Returning to America, I wondered if I would face culture shock after having started to adapt to my French lifestyle. As I walked around my neighborhood and saw the smiles and waves that thrive in a small town, I felt at home and remembered similar experiences in Europe. Here I see people being kind, friendly, and happy. I no longer say bonjour when walking into a store, but I can say hello. This is what I know. This is not just a value I learned in my country or from my parents. I am American by birth, but compassionate by choice. This is my America, but this is also my world.

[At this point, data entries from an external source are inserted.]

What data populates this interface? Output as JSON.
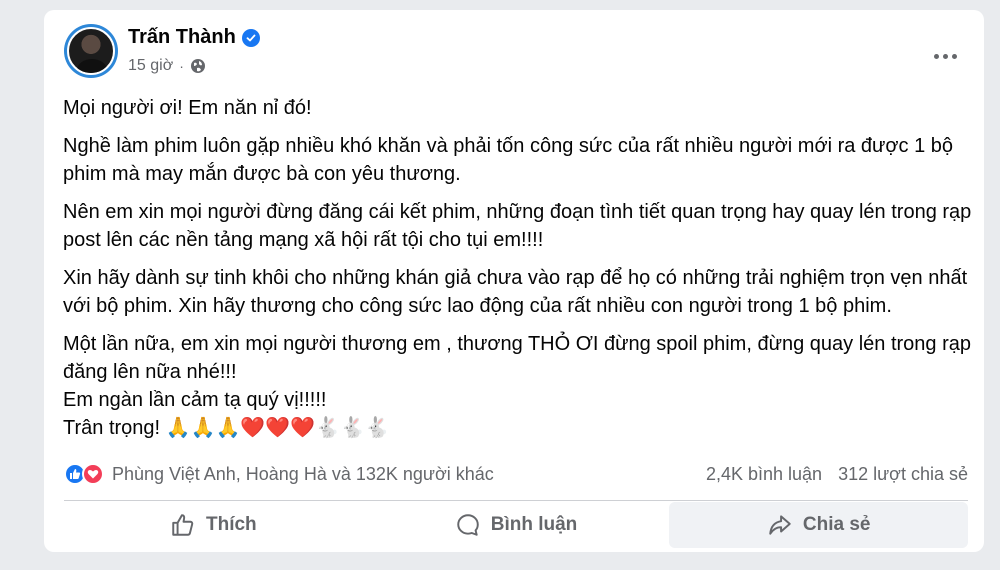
{
  "post": {
    "author": "Trấn Thành",
    "time": "15 giờ",
    "separator": "·",
    "paragraphs": [
      "Mọi người ơi! Em năn nỉ đó!",
      "Nghề làm phim luôn gặp nhiều khó khăn và phải tốn công sức của rất nhiều người mới ra được 1 bộ phim mà may mắn được bà con yêu thương.",
      "Nên em xin mọi người đừng đăng cái kết phim, những đoạn tình tiết quan trọng hay quay lén trong rạp post lên các nền tảng mạng xã hội rất tội cho tụi em!!!!",
      "Xin hãy dành sự tinh khôi cho những khán giả chưa vào rạp để họ có những trải nghiệm trọn vẹn nhất với bộ phim. Xin hãy thương cho công sức lao động của rất nhiều con người trong 1 bộ phim."
    ],
    "closing_lines": [
      "Một lần nữa, em xin mọi người thương em , thương THỎ ƠI đừng spoil phim, đừng quay lén trong rạp đăng lên nữa nhé!!!",
      "Em ngàn lần cảm tạ quý vị!!!!!",
      "Trân trọng! 🙏🙏🙏❤️❤️❤️🐇🐇🐇"
    ]
  },
  "stats": {
    "reactors": "Phùng Việt Anh, Hoàng Hà và 132K người khác",
    "comments": "2,4K bình luận",
    "shares": "312 lượt chia sẻ"
  },
  "actions": {
    "like": "Thích",
    "comment": "Bình luận",
    "share": "Chia sẻ"
  },
  "colors": {
    "accent": "#1877f2",
    "love": "#f33e58",
    "muted_text": "#65676b"
  },
  "icons": [
    "verified-icon",
    "globe-icon",
    "more-icon",
    "like-icon",
    "comment-icon",
    "share-icon"
  ]
}
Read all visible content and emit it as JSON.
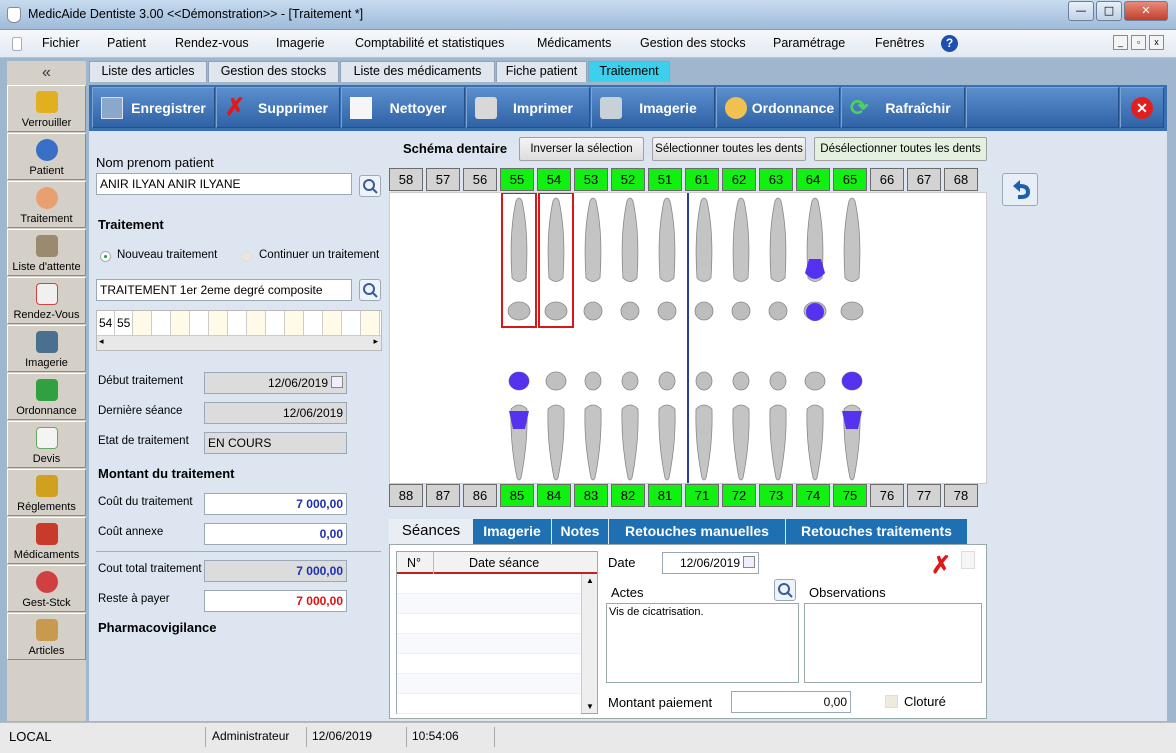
{
  "window": {
    "title": "MedicAide Dentiste 3.00 <<Démonstration>>  - [Traitement *]",
    "min": "—",
    "max": "□",
    "close": "✕"
  },
  "menu": {
    "items": [
      "Fichier",
      "Patient",
      "Rendez-vous",
      "Imagerie",
      "Comptabilité et statistiques",
      "Médicaments",
      "Gestion des stocks",
      "Paramétrage",
      "Fenêtres"
    ],
    "help": "?"
  },
  "sidebar": {
    "collapse": "«",
    "items": [
      "Verrouiller",
      "Patient",
      "Traitement",
      "Liste d'attente",
      "Rendez-Vous",
      "Imagerie",
      "Ordonnance",
      "Devis",
      "Réglements",
      "Médicaments",
      "Gest-Stck",
      "Articles"
    ]
  },
  "tabs": [
    "Liste des articles",
    "Gestion des stocks",
    "Liste des médicaments",
    "Fiche patient",
    "Traitement"
  ],
  "toolbar": {
    "save": "Enregistrer",
    "delete": "Supprimer",
    "clean": "Nettoyer",
    "print": "Imprimer",
    "imaging": "Imagerie",
    "prescription": "Ordonnance",
    "refresh": "Rafraîchir"
  },
  "form": {
    "patient_label": "Nom prenom patient",
    "patient_value": "ANIR ILYAN  ANIR ILYANE",
    "treatment_heading": "Traitement",
    "radio_new": "Nouveau traitement",
    "radio_continue": "Continuer un traitement",
    "treatment_value": "TRAITEMENT 1er 2eme degré  composite",
    "teeth_cells": [
      "54",
      "55",
      "",
      "",
      "",
      "",
      "",
      "",
      "",
      "",
      "",
      "",
      "",
      "",
      ""
    ],
    "start_label": "Début traitement",
    "start_value": "12/06/2019",
    "last_label": "Dernière séance",
    "last_value": "12/06/2019",
    "state_label": "Etat de traitement",
    "state_value": "EN COURS",
    "amount_heading": "Montant du traitement",
    "cost_label": "Coût du traitement",
    "cost_value": "7 000,00",
    "annex_label": "Coût annexe",
    "annex_value": "0,00",
    "total_label": "Cout total traitement",
    "total_value": "7 000,00",
    "rest_label": "Reste à payer",
    "rest_value": "7 000,00",
    "pharma_heading": "Pharmacovigilance"
  },
  "schema": {
    "title": "Schéma dentaire",
    "invert": "Inverser la sélection",
    "select_all": "Sélectionner toutes les dents",
    "deselect_all": "Désélectionner toutes les dents",
    "upper": [
      {
        "n": "58",
        "s": 0
      },
      {
        "n": "57",
        "s": 0
      },
      {
        "n": "56",
        "s": 0
      },
      {
        "n": "55",
        "s": 1
      },
      {
        "n": "54",
        "s": 1
      },
      {
        "n": "53",
        "s": 1
      },
      {
        "n": "52",
        "s": 1
      },
      {
        "n": "51",
        "s": 1
      },
      {
        "n": "61",
        "s": 1
      },
      {
        "n": "62",
        "s": 1
      },
      {
        "n": "63",
        "s": 1
      },
      {
        "n": "64",
        "s": 1
      },
      {
        "n": "65",
        "s": 1
      },
      {
        "n": "66",
        "s": 0
      },
      {
        "n": "67",
        "s": 0
      },
      {
        "n": "68",
        "s": 0
      }
    ],
    "lower": [
      {
        "n": "88",
        "s": 0
      },
      {
        "n": "87",
        "s": 0
      },
      {
        "n": "86",
        "s": 0
      },
      {
        "n": "85",
        "s": 1
      },
      {
        "n": "84",
        "s": 1
      },
      {
        "n": "83",
        "s": 1
      },
      {
        "n": "82",
        "s": 1
      },
      {
        "n": "81",
        "s": 1
      },
      {
        "n": "71",
        "s": 1
      },
      {
        "n": "72",
        "s": 1
      },
      {
        "n": "73",
        "s": 1
      },
      {
        "n": "74",
        "s": 1
      },
      {
        "n": "75",
        "s": 1
      },
      {
        "n": "76",
        "s": 0
      },
      {
        "n": "77",
        "s": 0
      },
      {
        "n": "78",
        "s": 0
      }
    ],
    "colors": {
      "selected": "#12f012",
      "unselected": "#d3d3d3",
      "marked": "#5533ee",
      "frame": "#d81818"
    }
  },
  "bottom_tabs": [
    "Séances",
    "Imagerie",
    "Notes",
    "Retouches manuelles",
    "Retouches traitements"
  ],
  "seances": {
    "col_num": "N°",
    "col_date": "Date séance",
    "date_label": "Date",
    "date_value": "12/06/2019",
    "actes_label": "Actes",
    "actes_value": "Vis de cicatrisation.",
    "obs_label": "Observations",
    "pay_label": "Montant paiement",
    "pay_value": "0,00",
    "closed_label": "Cloturé"
  },
  "status": {
    "location": "LOCAL",
    "user": "Administrateur",
    "date": "12/06/2019",
    "time": "10:54:06"
  }
}
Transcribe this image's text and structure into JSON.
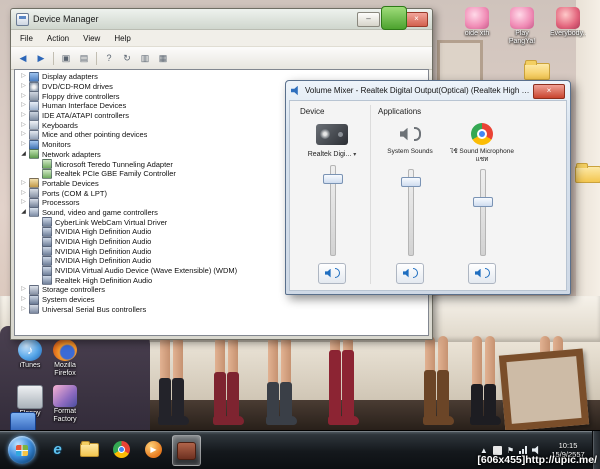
{
  "desktop": {
    "watermark": "[606x455]http://upic.me/",
    "icons": [
      {
        "id": "green-app",
        "label": "",
        "kind": "green-app"
      },
      {
        "id": "doll1",
        "label": "oide xth",
        "kind": "doll-pink"
      },
      {
        "id": "pangya",
        "label": "Play PangYa!",
        "kind": "doll-pink"
      },
      {
        "id": "everybody",
        "label": "Everybody...",
        "kind": "doll-red"
      },
      {
        "id": "folder1",
        "label": "",
        "kind": "folder"
      },
      {
        "id": "folder2",
        "label": "",
        "kind": "folder"
      },
      {
        "id": "itunes",
        "label": "iTunes",
        "kind": "itunes"
      },
      {
        "id": "firefox",
        "label": "Mozilla Firefox",
        "kind": "firefox"
      },
      {
        "id": "grayapp",
        "label": "Floppy",
        "kind": "gray-app"
      },
      {
        "id": "formatfactory",
        "label": "Format Factory",
        "kind": "formatfactory"
      },
      {
        "id": "blueapp",
        "label": "",
        "kind": "blue-app"
      }
    ]
  },
  "device_manager": {
    "title": "Device Manager",
    "menu": [
      "File",
      "Action",
      "View",
      "Help"
    ],
    "toolbar": [
      "back",
      "forward",
      "sep",
      "window",
      "export",
      "sep",
      "help",
      "refresh",
      "scan",
      "properties"
    ],
    "tree": [
      {
        "label": "Display adapters",
        "indent": 1,
        "expand": "collapsed",
        "icon": "display"
      },
      {
        "label": "DVD/CD-ROM drives",
        "indent": 1,
        "expand": "collapsed",
        "icon": "dvd"
      },
      {
        "label": "Floppy drive controllers",
        "indent": 1,
        "expand": "collapsed",
        "icon": "floppy"
      },
      {
        "label": "Human Interface Devices",
        "indent": 1,
        "expand": "collapsed",
        "icon": "hid"
      },
      {
        "label": "IDE ATA/ATAPI controllers",
        "indent": 1,
        "expand": "collapsed",
        "icon": "ide"
      },
      {
        "label": "Keyboards",
        "indent": 1,
        "expand": "collapsed",
        "icon": "keyboard"
      },
      {
        "label": "Mice and other pointing devices",
        "indent": 1,
        "expand": "collapsed",
        "icon": "mouse"
      },
      {
        "label": "Monitors",
        "indent": 1,
        "expand": "collapsed",
        "icon": "monitor"
      },
      {
        "label": "Network adapters",
        "indent": 1,
        "expand": "expanded",
        "icon": "network"
      },
      {
        "label": "Microsoft Teredo Tunneling Adapter",
        "indent": 2,
        "icon": "netdev"
      },
      {
        "label": "Realtek PCIe GBE Family Controller",
        "indent": 2,
        "icon": "netdev"
      },
      {
        "label": "Portable Devices",
        "indent": 1,
        "expand": "collapsed",
        "icon": "portable"
      },
      {
        "label": "Ports (COM & LPT)",
        "indent": 1,
        "expand": "collapsed",
        "icon": "ports"
      },
      {
        "label": "Processors",
        "indent": 1,
        "expand": "collapsed",
        "icon": "processor"
      },
      {
        "label": "Sound, video and game controllers",
        "indent": 1,
        "expand": "expanded",
        "icon": "audio"
      },
      {
        "label": "CyberLink WebCam Virtual Driver",
        "indent": 2,
        "icon": "audiodev"
      },
      {
        "label": "NVIDIA High Definition Audio",
        "indent": 2,
        "icon": "audiodev"
      },
      {
        "label": "NVIDIA High Definition Audio",
        "indent": 2,
        "icon": "audiodev"
      },
      {
        "label": "NVIDIA High Definition Audio",
        "indent": 2,
        "icon": "audiodev"
      },
      {
        "label": "NVIDIA High Definition Audio",
        "indent": 2,
        "icon": "audiodev"
      },
      {
        "label": "NVIDIA Virtual Audio Device (Wave Extensible) (WDM)",
        "indent": 2,
        "icon": "audiodev"
      },
      {
        "label": "Realtek High Definition Audio",
        "indent": 2,
        "icon": "audiodev"
      },
      {
        "label": "Storage controllers",
        "indent": 1,
        "expand": "collapsed",
        "icon": "storage"
      },
      {
        "label": "System devices",
        "indent": 1,
        "expand": "collapsed",
        "icon": "system"
      },
      {
        "label": "Universal Serial Bus controllers",
        "indent": 1,
        "expand": "collapsed",
        "icon": "usb"
      }
    ]
  },
  "volume_mixer": {
    "title": "Volume Mixer - Realtek Digital Output(Optical) (Realtek High Definition A...",
    "sections": {
      "device": "Device",
      "applications": "Applications"
    },
    "channels": [
      {
        "name": "Realtek Digi...",
        "kind": "device-speaker",
        "combo": true,
        "level": 82
      },
      {
        "name": "System Sounds",
        "kind": "system-sounds",
        "combo": false,
        "level": 82
      },
      {
        "name": "ใช้ Sound Microphone แชท",
        "kind": "chrome",
        "combo": false,
        "level": 60
      }
    ]
  },
  "taskbar": {
    "buttons": [
      {
        "id": "ie",
        "active": false
      },
      {
        "id": "explorer",
        "active": false
      },
      {
        "id": "chrome",
        "active": false
      },
      {
        "id": "wmp",
        "active": false
      },
      {
        "id": "app",
        "active": true
      }
    ],
    "tray": [
      "hidden-icons",
      "language",
      "action-center",
      "network",
      "volume"
    ],
    "clock_time": "10:15",
    "clock_date": "15/9/2557"
  }
}
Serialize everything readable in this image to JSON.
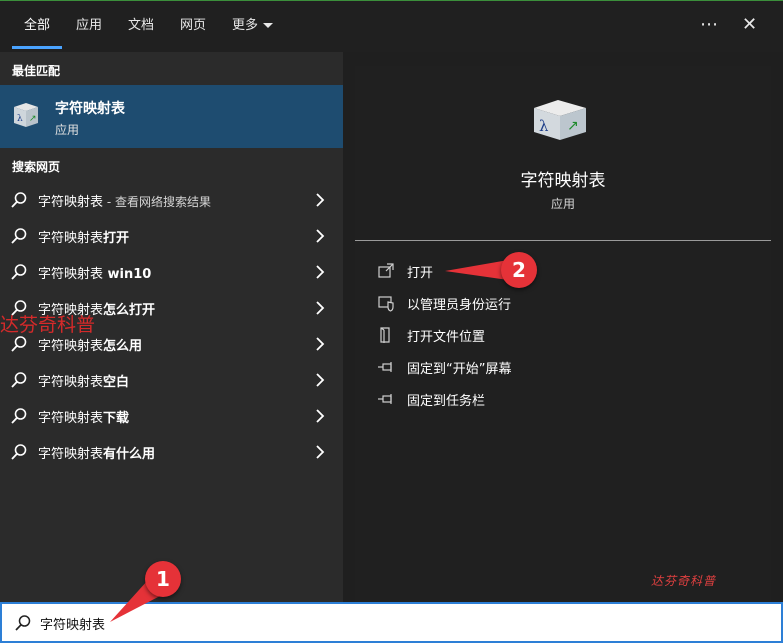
{
  "tabs": [
    {
      "label": "全部"
    },
    {
      "label": "应用"
    },
    {
      "label": "文档"
    },
    {
      "label": "网页"
    },
    {
      "label": "更多"
    }
  ],
  "top_icons": {
    "more": "⋯",
    "close": "✕"
  },
  "best_match": {
    "section_title": "最佳匹配",
    "name": "字符映射表",
    "subtitle": "应用"
  },
  "web": {
    "section_title": "搜索网页",
    "items": [
      {
        "base": "字符映射表",
        "suffix": "",
        "dim": " - 查看网络搜索结果"
      },
      {
        "base": "字符映射表",
        "suffix": "打开",
        "dim": ""
      },
      {
        "base": "字符映射表",
        "suffix": " win10",
        "dim": ""
      },
      {
        "base": "字符映射表",
        "suffix": "怎么打开",
        "dim": ""
      },
      {
        "base": "字符映射表",
        "suffix": "怎么用",
        "dim": ""
      },
      {
        "base": "字符映射表",
        "suffix": "空白",
        "dim": ""
      },
      {
        "base": "字符映射表",
        "suffix": "下载",
        "dim": ""
      },
      {
        "base": "字符映射表",
        "suffix": "有什么用",
        "dim": ""
      }
    ]
  },
  "watermark_left": "达芬奇科普",
  "watermark_right": "达芬奇科普",
  "detail": {
    "title": "字符映射表",
    "subtitle": "应用",
    "actions": [
      {
        "label": "打开",
        "icon": "open-icon"
      },
      {
        "label": "以管理员身份运行",
        "icon": "shield-icon"
      },
      {
        "label": "打开文件位置",
        "icon": "file-location-icon"
      },
      {
        "label": "固定到“开始”屏幕",
        "icon": "pin-icon"
      },
      {
        "label": "固定到任务栏",
        "icon": "pin-icon"
      }
    ]
  },
  "search": {
    "value": "字符映射表"
  },
  "annotations": {
    "badge1": "1",
    "badge2": "2"
  },
  "colors": {
    "accent": "#4aa3ff",
    "selected": "#1e4c70",
    "annotation": "#e53238"
  }
}
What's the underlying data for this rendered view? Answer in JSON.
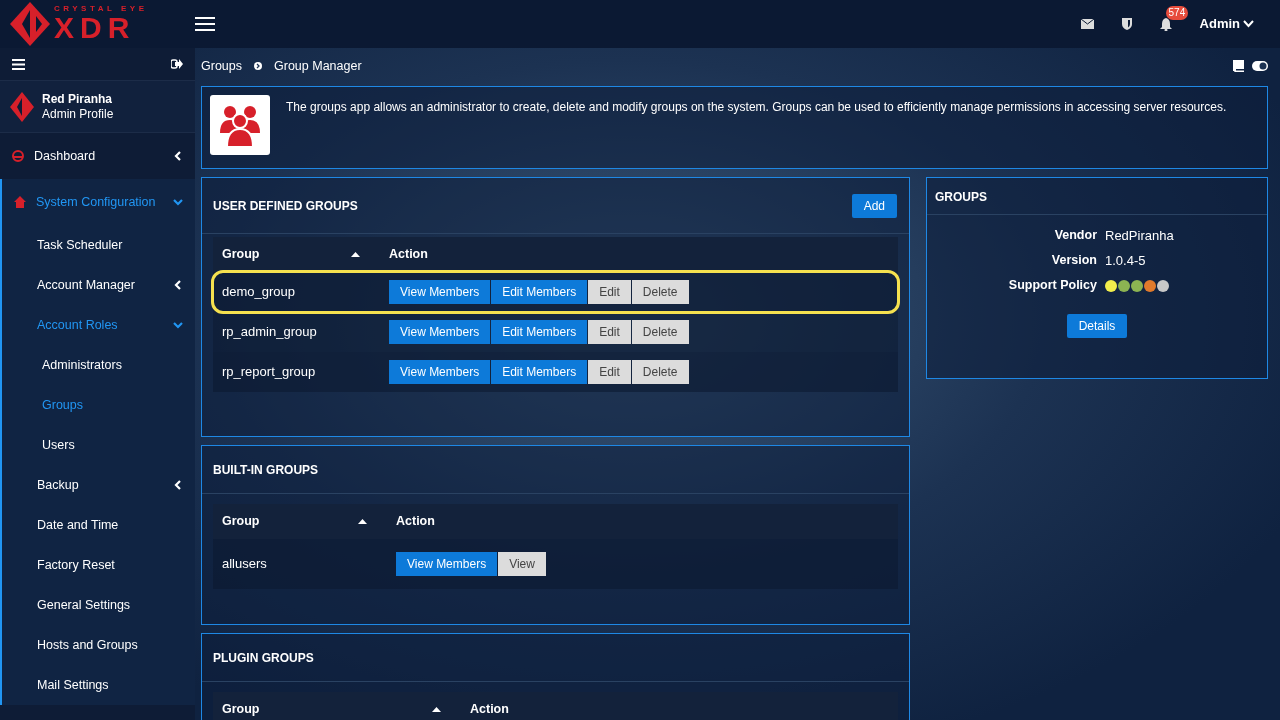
{
  "logo": {
    "tagline": "CRYSTAL EYE",
    "name": "XDR"
  },
  "topbar": {
    "notification_count": "574",
    "user": "Admin"
  },
  "profile": {
    "name": "Red Piranha",
    "role": "Admin Profile"
  },
  "sidebar": {
    "items": [
      {
        "label": "Dashboard",
        "selected": false,
        "expanded": false
      },
      {
        "label": "System Configuration",
        "selected": true,
        "expanded": true,
        "children": [
          {
            "label": "Task Scheduler",
            "selected": false
          },
          {
            "label": "Account Manager",
            "selected": false,
            "expanded": false
          },
          {
            "label": "Account Roles",
            "selected": true,
            "expanded": true,
            "children": [
              {
                "label": "Administrators",
                "selected": false
              },
              {
                "label": "Groups",
                "selected": true
              },
              {
                "label": "Users",
                "selected": false
              }
            ]
          },
          {
            "label": "Backup",
            "selected": false,
            "expanded": false
          },
          {
            "label": "Date and Time",
            "selected": false
          },
          {
            "label": "Factory Reset",
            "selected": false
          },
          {
            "label": "General Settings",
            "selected": false
          },
          {
            "label": "Hosts and Groups",
            "selected": false
          },
          {
            "label": "Mail Settings",
            "selected": false
          }
        ]
      }
    ]
  },
  "breadcrumb": [
    "Groups",
    "Group Manager"
  ],
  "intro": "The groups app allows an administrator to create, delete and modify groups on the system. Groups can be used to efficiently manage permissions in accessing server resources.",
  "sections": [
    {
      "title": "USER DEFINED GROUPS",
      "add_button": "Add",
      "columns": [
        "Group",
        "Action"
      ],
      "rows": [
        {
          "group": "demo_group",
          "highlighted": true,
          "buttons": [
            {
              "label": "View Members",
              "kind": "primary"
            },
            {
              "label": "Edit Members",
              "kind": "primary"
            },
            {
              "label": "Edit",
              "kind": "secondary"
            },
            {
              "label": "Delete",
              "kind": "secondary"
            }
          ]
        },
        {
          "group": "rp_admin_group",
          "highlighted": false,
          "buttons": [
            {
              "label": "View Members",
              "kind": "primary"
            },
            {
              "label": "Edit Members",
              "kind": "primary"
            },
            {
              "label": "Edit",
              "kind": "secondary"
            },
            {
              "label": "Delete",
              "kind": "secondary"
            }
          ]
        },
        {
          "group": "rp_report_group",
          "highlighted": false,
          "buttons": [
            {
              "label": "View Members",
              "kind": "primary"
            },
            {
              "label": "Edit Members",
              "kind": "primary"
            },
            {
              "label": "Edit",
              "kind": "secondary"
            },
            {
              "label": "Delete",
              "kind": "secondary"
            }
          ]
        }
      ]
    },
    {
      "title": "BUILT-IN GROUPS",
      "columns": [
        "Group",
        "Action"
      ],
      "rows": [
        {
          "group": "allusers",
          "highlighted": false,
          "buttons": [
            {
              "label": "View Members",
              "kind": "primary"
            },
            {
              "label": "View",
              "kind": "secondary"
            }
          ]
        }
      ]
    },
    {
      "title": "PLUGIN GROUPS",
      "columns": [
        "Group",
        "Action"
      ]
    }
  ],
  "info_card": {
    "title": "GROUPS",
    "fields": [
      {
        "label": "Vendor",
        "value": "RedPiranha"
      },
      {
        "label": "Version",
        "value": "1.0.4-5"
      }
    ],
    "support_policy": {
      "label": "Support Policy",
      "dots": [
        {
          "color": "#f2ee4c"
        },
        {
          "color": "#8cb352"
        },
        {
          "color": "#8cb352"
        },
        {
          "color": "#e07a2c"
        },
        {
          "color": "#c8c8c8"
        }
      ]
    },
    "button": "Details"
  }
}
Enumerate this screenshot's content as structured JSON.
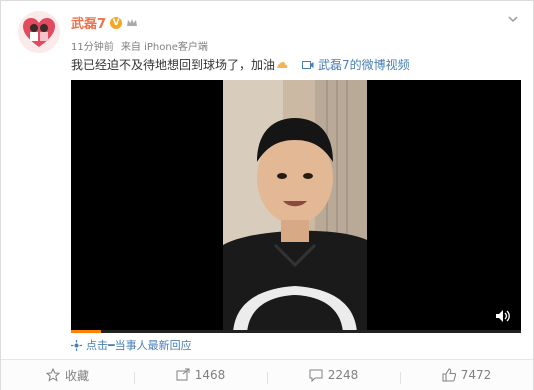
{
  "user": {
    "name": "武磊7",
    "verified_badge": "V"
  },
  "meta": {
    "time": "11分钟前",
    "source": "来自 iPhone客户端"
  },
  "post": {
    "text": "我已经迫不及待地想回到球场了，加油",
    "video_link": "武磊7的微博视频"
  },
  "video": {
    "progress": 0.067
  },
  "reply_prompt": "点击━当事人最新回应",
  "footer": {
    "favorite_label": "收藏",
    "repost_count": "1468",
    "comment_count": "2248",
    "like_count": "7472"
  },
  "colors": {
    "name": "#eb7350",
    "link": "#4a7fb4",
    "progress": "#ff8200",
    "badge": "#f5a623"
  }
}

(a slightly modified version of an essay I wrote nine or more years ago—it needs work, but I wanted to share it first)

Wednesday, September 7, 2011

This morning there was a teenager in my kitchen. Oh, it's okay; she wasn't stealing the toaster. In fact, she wanted me to fix her toast. Well, I told her to do it. She's my niece and I had invited her over for the night since her mom was out working the graveyard shift. I went upstairs after leaving her to make her own breakfast and told my husband: "There's a teenager in our kitchen. Just how long exactly have we been married?"

For the last school year I haven't had much interaction with teenagers since ditching 8th grade teaching to work in a building that's K-6. This year I'm back in the same school—working all day now—and I will likely have more interaction with those 6th graders than I did before. They're pretty close to the teen years, so I'm wondering if I'll have my work cut out for me. I just hope I don't have to face apathy.

My niece has been great in school and enjoyed it pretty well—so far. Arg! School drives out the joy and creativity in so many children! Let it not strangle my niece! She's surrounded by educated family—teachers and engineers for example—but we all had our share of boring classes and mean teachers. And she's in a big new middle school this year: it's crowded and full of teachers happy just to have jobs. I hope they are there for more than just a paycheck.

(some musings continued from Sunday morning)